To make domestic capital markets more attractive, regulator Sebi has lined up wide-ranging relaxations to its norms for REITs and InvITs and an easier set of listing rules for startups.
Several attempts are being made to garner due attention from business houses in the country but all the efforts failed leading to Sebi reconsidering the proposal to give further relaxations.
The Securities and Exchange Board of India (Sebi) will consider these regulations in its board meeting next month, according to sources.
A consultation process is already underway for making the InvITs(Infrastructure Investment Trusts), REITs (Real Estate Investment Trusts) Regulations and to review the framework for Institutional Trading Platform (ITP) for startups.
Sebi had notified the REIT and InvIT Regulations in 2014, allowing setting up and listing of such Trusts, which are very popular in some advanced markets.
However, no single Trust has been set up as yet as investors wanted further measures, including tax breaks, to make these instruments more attractive.
While the government provided for certain tax benefits in the Budget this year, Sebi has now decided to further relax the rules.
Sebi’s board is expected to consider an easier set of norms on REITs and InvITs.
It may allow the REITs and InvITs to have up to five sponsors, as against the current norm for maximum three.
Under the proposal for REITs, Sebi would allow up to 20 per cent investment by such trusts in under-construction projects, up from a maximum of 10 per cent allowed currently.
Besides, relaxations would be made to provisions relating to compliance of minimum public holding norms, as also for investments by the associate entities of the trustees.
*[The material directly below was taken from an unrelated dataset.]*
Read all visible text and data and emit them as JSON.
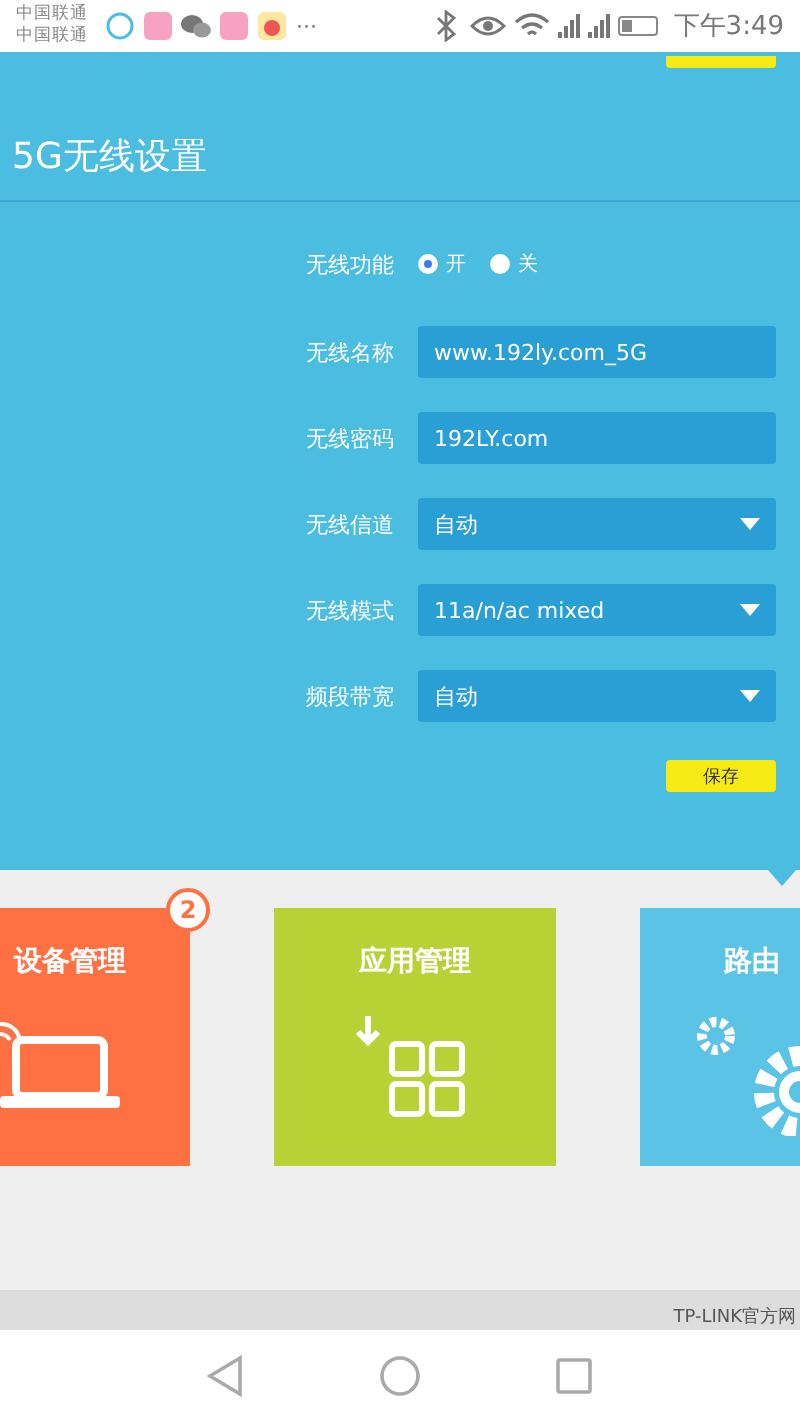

Sebi also proposed to rationalise the requirements under the Related Party Transactions, under which approval of 60 per cent unitholders apart from related parties, is required for passing a related party transaction.
Further, approval is required of 75 per cent unitholders, apart from related parties, for passing special resolutions such as change in investment manager, investment strategy and delisting of units.
Under the proposal for InvITs, Sebi may allow such trusts to invest in two-level SPV (special purpose vehicle).
The regulator plans to remove the restriction on the SPV to invest in other SPVs, thus allowing InvIT to invest in a holding company which subsequently holds stake in SPVs.
Currently, InvIT holds a controlling stake in SPVs that do not invest in other SPVs.
Besides, it is proposed to reduce the mandatory sponsor holding in InvIT to 10 per cent of the total units of such units on a post-issue basis for a period of three years, from the current requirement of 25 per cent.
The current requirement may limit monetisation for sponsors and reduce release of capital for them. Further, in certain circumstances, it may lead to sponsors putting money out of their own pocket in the InvIT to maintain the required 25 per cent stake.
Regarding startups, Sebi plans changes to the framework of Institutional Trading Platform (ITP), which has not seen much traction even though it was put in place in August 2015. Not a single startup has been listed on this platform till date.
The valuation concern has also discouraged startups for listing on the platform.
The rules were brought in to encourage Indian startups and entrepreneurs to remain within the country rather than go overseas for raising funds.
Sebi would consider an easier framework that allows more investor categories, relaxed shareholding norms and reduced trading lot amount.